Here was a man who finds out about the soon-coming of the Messiah long after his wife does; it is an arrangement for which he had not bargained, and yet, like Mary before him, he accepts it unconditionally as the will and calling of God. He marries and foregoes a sexual relationship with his wife for months, again, because he is so ready to think that other considerations far outweigh his own pleasures and rights as a man and as a husband.
The Savior is to be born, but his wife has the privilege of biological involvement with the incarnation. In this respect, he is a bystander. He was from the beginning and no doubt realized from the beginning that he would always be Jesus’ “step-father” and never his father as Mary was his mother. “It takes more grace than I can tell to play the second fiddle well.” Mary received a prophecy from the aged Simeon in the temple, but there was none for Joseph.

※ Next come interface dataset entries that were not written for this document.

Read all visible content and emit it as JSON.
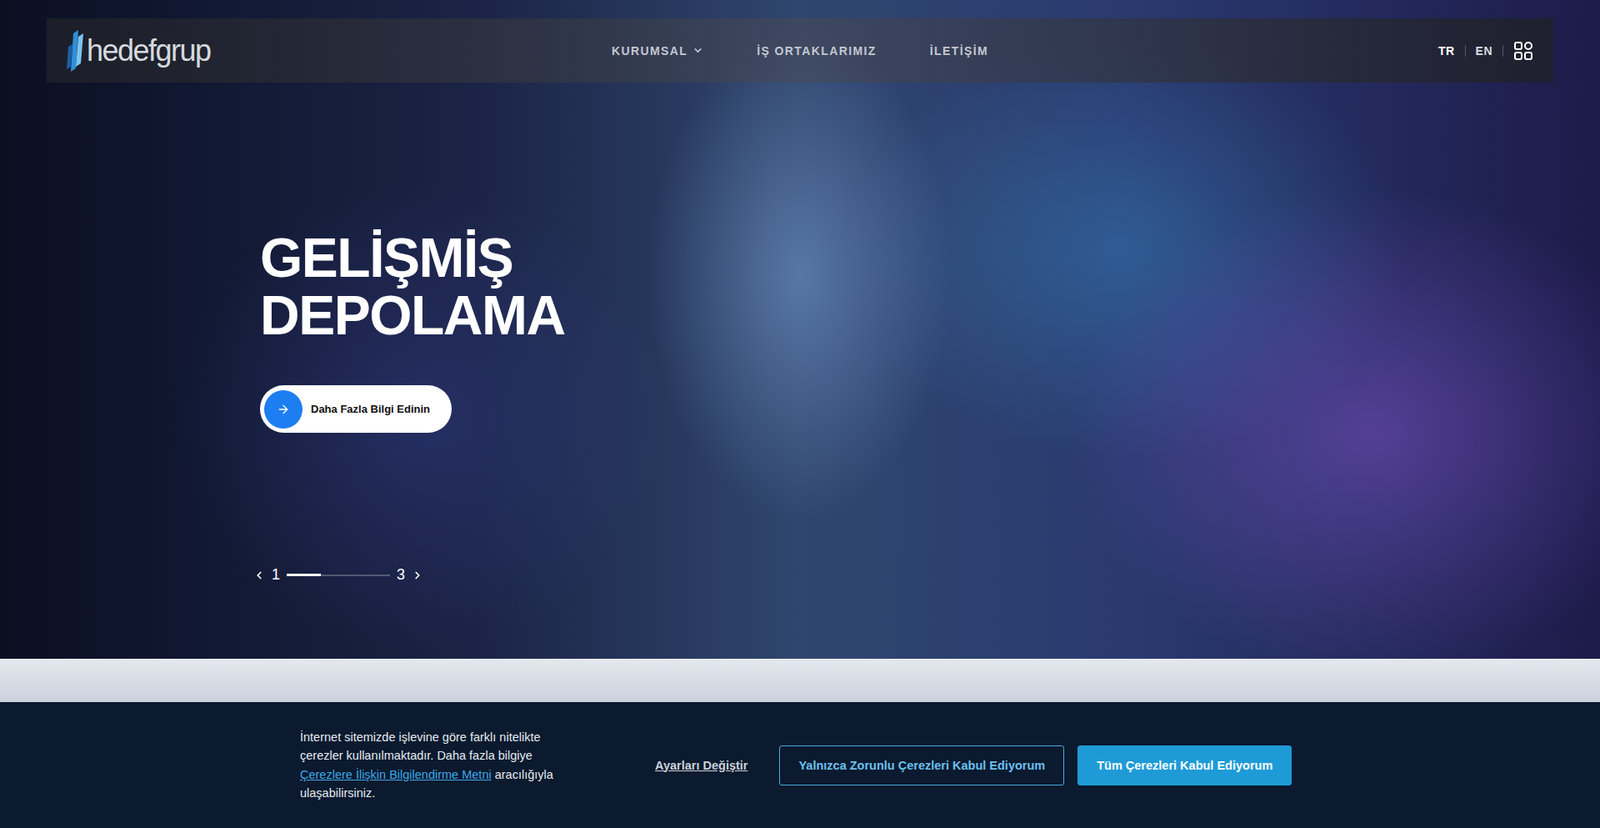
{
  "logo": {
    "text": "hedefgrup"
  },
  "nav": {
    "items": [
      {
        "label": "KURUMSAL",
        "has_dropdown": true
      },
      {
        "label": "İŞ ORTAKLARIMIZ",
        "has_dropdown": false
      },
      {
        "label": "İLETİŞİM",
        "has_dropdown": false
      }
    ],
    "languages": [
      {
        "label": "TR",
        "selected": true
      },
      {
        "label": "EN",
        "selected": false
      }
    ]
  },
  "hero": {
    "title_lines": [
      "GELİŞMİŞ",
      "DEPOLAMA"
    ],
    "button": {
      "label": "Daha Fazla Bilgi Edinin"
    },
    "slider": {
      "current": "1",
      "total": "3",
      "level": 0.33
    }
  },
  "cookie_banner": {
    "text_before": "İnternet sitemizde işlevine göre farklı nitelikte çerezler kullanılmaktadır. Daha fazla bilgiye ",
    "link": "Çerezlere İlişkin Bilgilendirme Metni",
    "text_after": " aracılığıyla ulaşabilirsiniz.",
    "settings": "Ayarları Değiştir",
    "buttons": [
      {
        "label": "Yalnızca Zorunlu Çerezleri Kabul Ediyorum",
        "kind": "outline"
      },
      {
        "label": "Tüm Çerezleri Kabul Ediyorum",
        "kind": "filled"
      }
    ]
  }
}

But in all Joseph’s willing consent to undertake his divinely ordered role, secondary as it was in some important ways, in all his willingness to let the Lord completely turn his life upside down; in all his cheerful consent to his young wife’s prominence in these once-for-ever events, Joseph said to the Lord as profoundly as Mary did, “Let it be to me as you have said.”
Here is a man prepared to take the place the Lord assigned without complaint, to let the Lord determine his lot; here is a man who does not think so highly of himself that he cannot stand to see others placed higher. Rather, here is a man, schooled in the ancient faith of Israel, a poor man but learned in the university of sin and grace, who regards all his blessings as the Lord’s mercy to him and is too grateful that God should be merciful to him a sinner to care that others may seem to have more than he. And in this, how like the Son was that Father, and how like the people we all ought to aspire to be who have been loved in defiance of our sins by an everlasting love.
Here is the man whom our Heavenly Father wanted to be a formative influence in the life of his beloved and only son when he sent him into the world. Which tells you, does it not, what the Almighty thinks about obedience, compassion, and humility.
And what was this man’s reward? The old medieval prayer of St. Joseph put it this way: speaking of Joseph’s relationship to Christ, the Messiah, the Son of David, the Savior of sinners, the King of Kings:
Non solum videre et audire,
Sed portare, deosculari,
Vestire et custodire.
O felicem virum!
Well, you cannot be the Lord’s earthly father or mother. There could be but one of those. But your relationship to him, in a similar way, your nearness to him, and his to you, will always be determined to a great degree by your obedience (in loyalty to the one who loved you and saved you), by your compassion for others (in imitation of his compassion for you), and by your humility before God and man (in recognition that his mercy was granted you when you were his enemy). And one thing more, for those of you who are parents. The promise of this text is that the more you are like Joseph, the more your children will grow up to be like his son!